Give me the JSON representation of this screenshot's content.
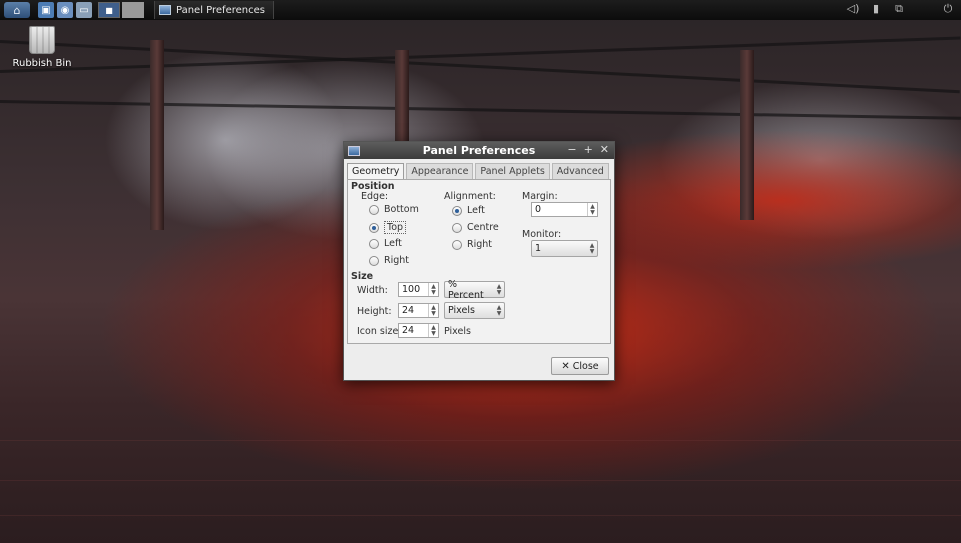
{
  "desktop": {
    "icons": [
      {
        "label": "Rubbish Bin",
        "icon": "trash-icon"
      }
    ]
  },
  "panel": {
    "task_title": "Panel Preferences"
  },
  "dialog": {
    "title": "Panel Preferences",
    "tabs": [
      "Geometry",
      "Appearance",
      "Panel Applets",
      "Advanced"
    ],
    "active_tab": "Geometry",
    "position": {
      "heading": "Position",
      "edge_label": "Edge:",
      "edge_options": [
        "Bottom",
        "Top",
        "Left",
        "Right"
      ],
      "edge_selected": "Top",
      "alignment_label": "Alignment:",
      "alignment_options": [
        "Left",
        "Centre",
        "Right"
      ],
      "alignment_selected": "Left",
      "margin_label": "Margin:",
      "margin_value": "0",
      "monitor_label": "Monitor:",
      "monitor_value": "1"
    },
    "size": {
      "heading": "Size",
      "width_label": "Width:",
      "width_value": "100",
      "width_unit": "% Percent",
      "height_label": "Height:",
      "height_value": "24",
      "height_unit": "Pixels",
      "icon_size_label": "Icon size:",
      "icon_size_value": "24",
      "icon_size_unit": "Pixels"
    },
    "close_label": "Close"
  }
}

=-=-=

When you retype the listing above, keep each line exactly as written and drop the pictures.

Give me the JSON representation of this screenshot's content.
{
  "desktop": {
    "icons": [
      {
        "label": "Rubbish Bin",
        "icon": "trash-icon"
      }
    ]
  },
  "panel": {
    "task_title": "Panel Preferences"
  },
  "dialog": {
    "title": "Panel Preferences",
    "tabs": [
      "Geometry",
      "Appearance",
      "Panel Applets",
      "Advanced"
    ],
    "active_tab": "Geometry",
    "position": {
      "heading": "Position",
      "edge_label": "Edge:",
      "edge_options": [
        "Bottom",
        "Top",
        "Left",
        "Right"
      ],
      "edge_selected": "Top",
      "alignment_label": "Alignment:",
      "alignment_options": [
        "Left",
        "Centre",
        "Right"
      ],
      "alignment_selected": "Left",
      "margin_label": "Margin:",
      "margin_value": "0",
      "monitor_label": "Monitor:",
      "monitor_value": "1"
    },
    "size": {
      "heading": "Size",
      "width_label": "Width:",
      "width_value": "100",
      "width_unit": "% Percent",
      "height_label": "Height:",
      "height_value": "24",
      "height_unit": "Pixels",
      "icon_size_label": "Icon size:",
      "icon_size_value": "24",
      "icon_size_unit": "Pixels"
    },
    "close_label": "Close"
  }
}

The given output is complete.